▸ **ASSIGNMENT**
Going through the data below, tally every line where the string "JSON" occurs, then give only the tally.
+---+
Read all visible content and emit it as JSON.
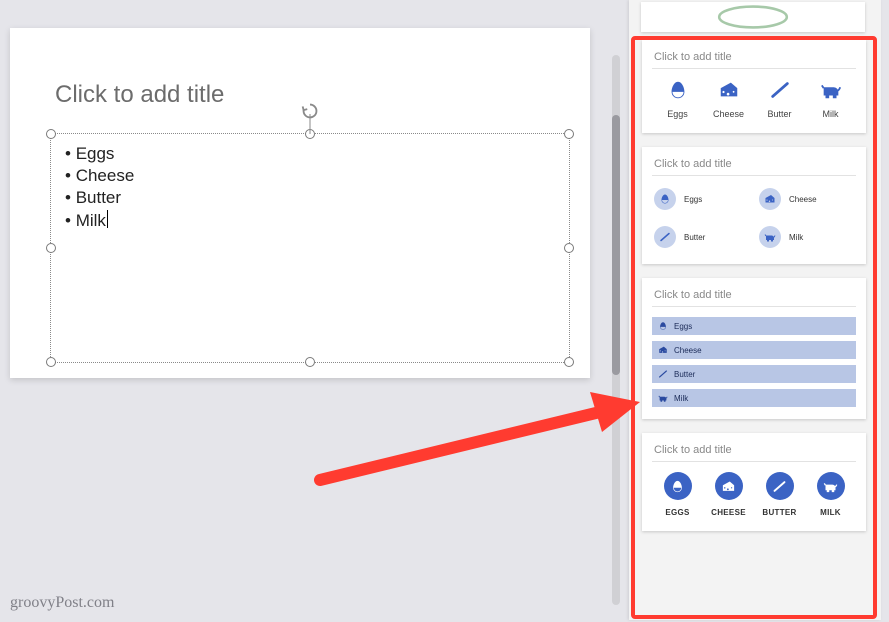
{
  "slide": {
    "title_placeholder": "Click to add title",
    "bullets": [
      "Eggs",
      "Cheese",
      "Butter",
      "Milk"
    ]
  },
  "designIdeas": {
    "card_title_placeholder": "Click to add title",
    "items": [
      {
        "label": "Eggs",
        "icon": "egg"
      },
      {
        "label": "Cheese",
        "icon": "cheese"
      },
      {
        "label": "Butter",
        "icon": "butter"
      },
      {
        "label": "Milk",
        "icon": "cow"
      }
    ],
    "items_upper": [
      {
        "label": "EGGS",
        "icon": "egg"
      },
      {
        "label": "CHEESE",
        "icon": "cheese"
      },
      {
        "label": "BUTTER",
        "icon": "butter"
      },
      {
        "label": "MILK",
        "icon": "cow"
      }
    ]
  },
  "colors": {
    "accent": "#3b63c4",
    "accent_light": "#b8c6e5",
    "accent_circle": "#c6d2ec",
    "highlight": "#ff3b30"
  },
  "watermark": "groovyPost.com"
}
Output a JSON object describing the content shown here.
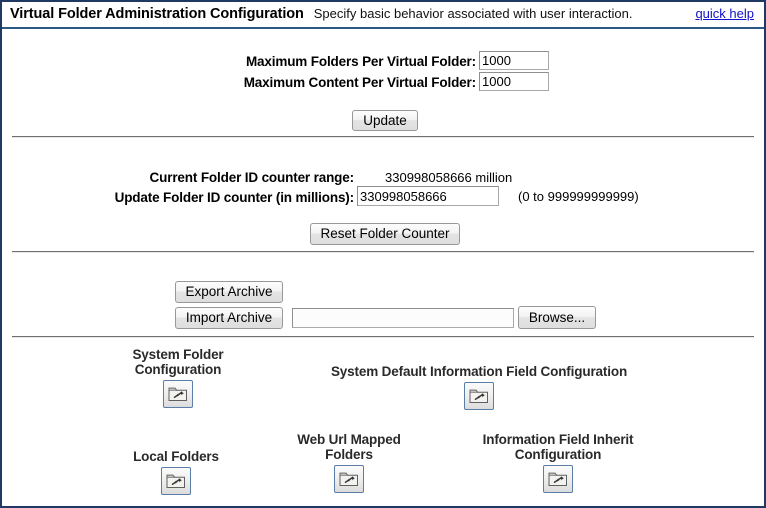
{
  "header": {
    "title": "Virtual Folder Administration Configuration",
    "description": "Specify basic behavior associated with user interaction.",
    "quick_help": "quick help"
  },
  "section_limits": {
    "max_folders_label": "Maximum Folders Per Virtual Folder:",
    "max_folders_value": "1000",
    "max_content_label": "Maximum Content Per Virtual Folder:",
    "max_content_value": "1000",
    "update_button": "Update"
  },
  "section_counter": {
    "current_range_label": "Current Folder ID counter range:",
    "current_range_value": "330998058666 million",
    "update_counter_label": "Update Folder ID counter (in millions):",
    "update_counter_value": "330998058666",
    "range_hint": "(0 to 999999999999)",
    "reset_button": "Reset Folder Counter"
  },
  "section_archive": {
    "export_button": "Export Archive",
    "import_button": "Import Archive",
    "import_file_value": "",
    "import_file_placeholder": "",
    "browse_button": "Browse..."
  },
  "section_links": {
    "items": [
      {
        "label": "System Folder\nConfiguration",
        "icon": "folder-wand-icon"
      },
      {
        "label": "System Default Information Field Configuration",
        "icon": "folder-wand-icon"
      },
      {
        "label": "Local Folders",
        "icon": "folder-wand-icon"
      },
      {
        "label": "Web Url Mapped\nFolders",
        "icon": "folder-wand-icon"
      },
      {
        "label": "Information Field Inherit\nConfiguration",
        "icon": "folder-wand-icon"
      }
    ]
  },
  "colors": {
    "window_border": "#1f3864",
    "header_rule": "#2b5b84",
    "link": "#1111cc",
    "divider": "#6f6f6f",
    "icon_border": "#5a7ea8"
  }
}
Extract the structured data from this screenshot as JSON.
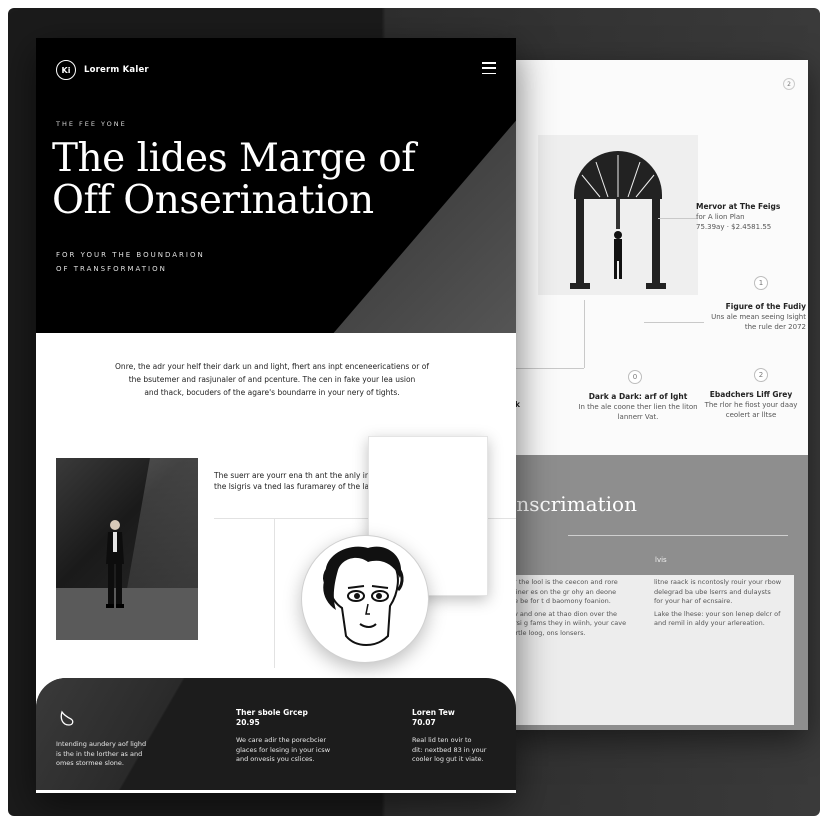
{
  "header": {
    "logo_mark": "Ki",
    "brand": "Lorerm Kaler"
  },
  "hero": {
    "eyebrow": "THE FEE YONE",
    "title_line1": "The lides Marge of",
    "title_line2": "Off Onserination",
    "sub_line1": "FOR YOUR THE BOUNDARION",
    "sub_line2": "OF TRANSFORMATION"
  },
  "intro": {
    "line1": "Onre, the adr your helf their dark un and light, fhert ans inpt enceneericatiens or of",
    "line2": "the bsutemer and rasjunaler of and pcenture. The cen in fake your lea usion",
    "line3": "and thack, bocuders of the agare's boundarre in your nery of tights."
  },
  "feature": {
    "quote_line1": "The suerr are yourr ena th ant the anly in you cank for",
    "quote_line2": "the lsigris va tned las furamarey of the laving inproates."
  },
  "footer": {
    "col1_line1": "Intending aundery aof lighd",
    "col1_line2": "is the in the lorther as and",
    "col1_line3": "omes stormee slone.",
    "col2_title": "Ther sbole Grcep",
    "col2_price": "20.95",
    "col2_line1": "We care adir the porecbcier",
    "col2_line2": "glaces for lesing in your icsw",
    "col2_line3": "and onvesis you cslices.",
    "col3_title": "Loren Tew",
    "col3_price": "70.07",
    "col3_line1": "Real lid ten ovir to",
    "col3_line2": "dit: nextbed 83 in your",
    "col3_line3": "cooler log gut it viate."
  },
  "back_page": {
    "page_indicator": "2",
    "caption1_title": "Mervor at The Feigs",
    "caption1_line2": "for A lion Plan",
    "caption1_line3": "75.39ay · $2.4581.55",
    "dot1": "1",
    "caption2_title": "Figure of the Fudiy",
    "caption2_line1": "Uns ale mean seeing Isight",
    "caption2_line2": "the rule der 2072",
    "dot2": "0",
    "caption3_title": "Dark a Dark: arf of Ight",
    "caption3_line1": "In the ale coone ther lien the liton",
    "caption3_line2": "lannerr Vat.",
    "dot3": "2",
    "caption4_title": "Ebadchers Liff Grey",
    "caption4_line1": "The rlor he fiost your daay",
    "caption4_line2": "ceolert ar lltse",
    "edge_text": "ak",
    "section_title": "inscrimation",
    "tag": "lvis",
    "left_col": [
      "er the lool is the ceecon and rore",
      "aliner es on the gr ohy an deone",
      "ee be for t d baomony foanion.",
      "ev and one at thao dion over the",
      "ersi g fams they in wiinh, your cave",
      "s rtle loog, ons lonsers."
    ],
    "right_col": [
      "litne raack is ncontosly rouir your rbow",
      "delegrad ba ube lserrs and dulaysts",
      "for your har of ecnsaire.",
      "Lake the lhese: your son lenep delcr of",
      "and remil in aldy your arlereation."
    ]
  },
  "colors": {
    "hero_bg": "#000000",
    "footer_bg": "#1c1c1c",
    "frame_bg": "#1b1b1b"
  },
  "icons": [
    "menu-icon",
    "logo-mark",
    "leaf-icon"
  ]
}
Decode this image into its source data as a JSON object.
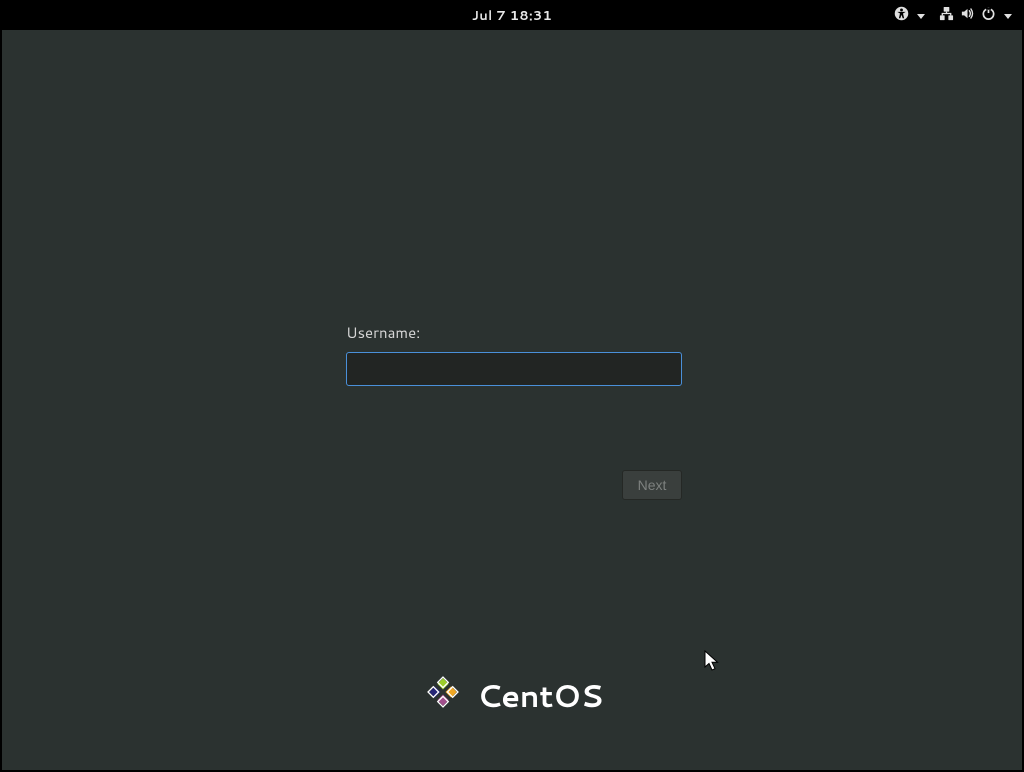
{
  "topbar": {
    "datetime": "Jul 7  18:31"
  },
  "login": {
    "label": "Username:",
    "value": "",
    "placeholder": "",
    "next_label": "Next"
  },
  "branding": {
    "name": "CentOS"
  },
  "icons": {
    "accessibility": "accessibility-icon",
    "network": "network-wired-icon",
    "volume": "volume-icon",
    "power": "power-icon"
  }
}
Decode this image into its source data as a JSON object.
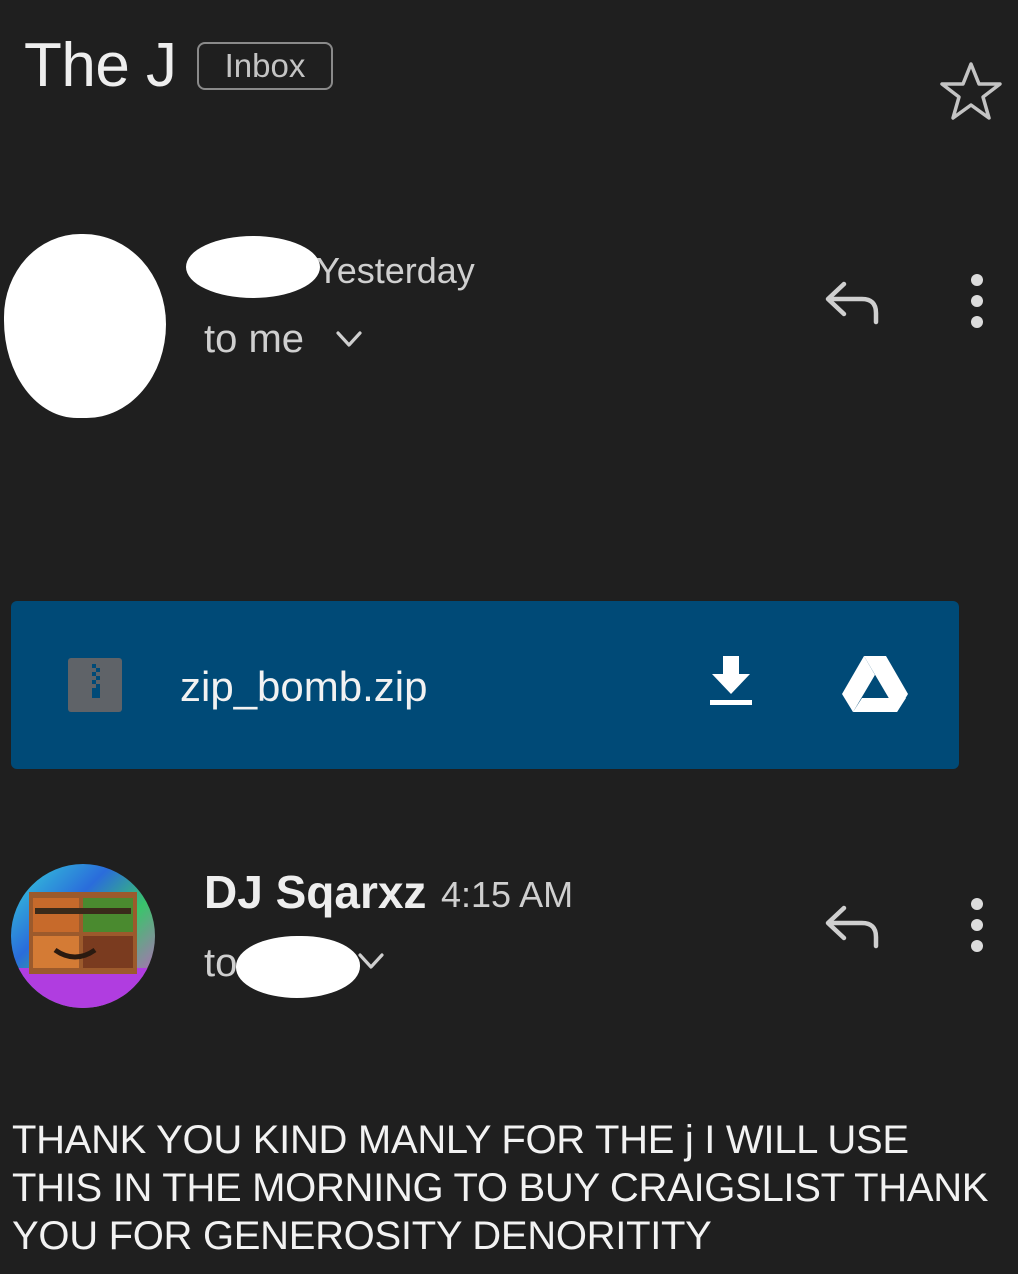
{
  "header": {
    "subject": "The J",
    "label": "Inbox",
    "star_icon": "star-outline-icon"
  },
  "message1": {
    "time": "Yesterday",
    "to": "to me",
    "icons": [
      "reply-icon",
      "more-vert-icon",
      "chevron-down-icon"
    ]
  },
  "attachment": {
    "filename": "zip_bomb.zip",
    "icons": [
      "zip-file-icon",
      "download-icon",
      "drive-icon"
    ],
    "color": "#004a77"
  },
  "message2": {
    "sender": "DJ Sqarxz",
    "time": "4:15 AM",
    "to_prefix": "to",
    "body": "THANK YOU KIND MANLY FOR THE j I WILL USE THIS IN THE MORNING TO BUY CRAIGSLIST THANK YOU FOR GENEROSITY DENORITITY"
  },
  "colors": {
    "background": "#1f1f1f",
    "text": "#e3e3e3",
    "attachment_bar": "#004a77"
  }
}
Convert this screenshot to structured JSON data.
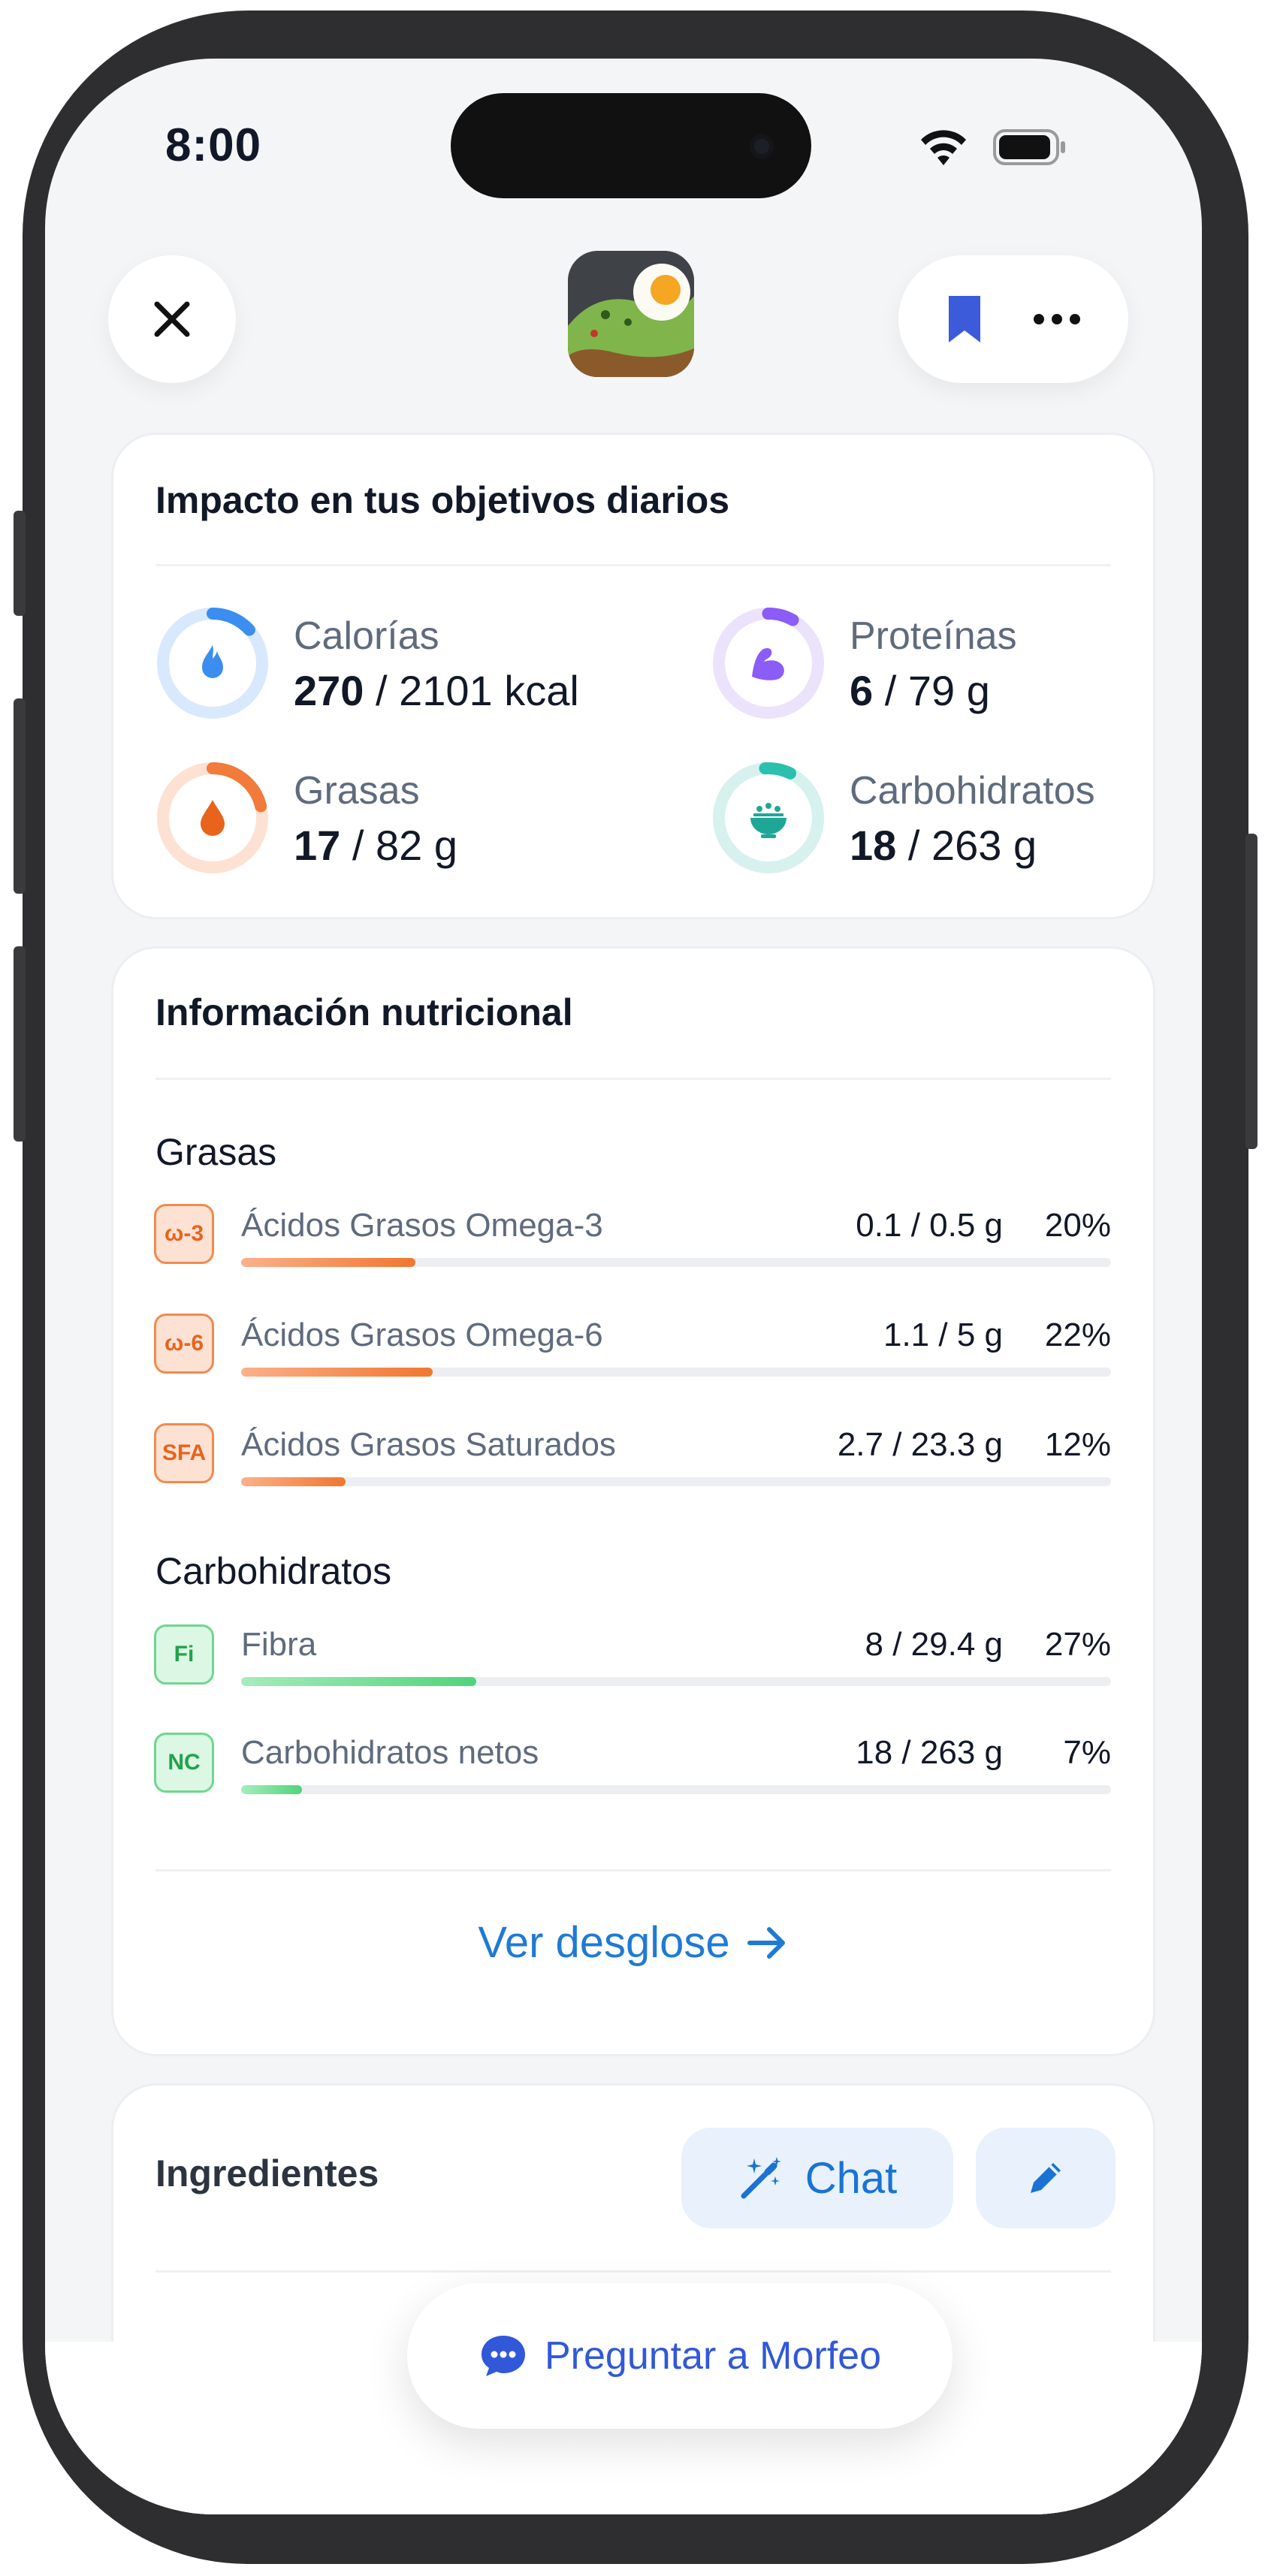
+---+
▸ **SOLUTION FOR THIS EXERCISE**
6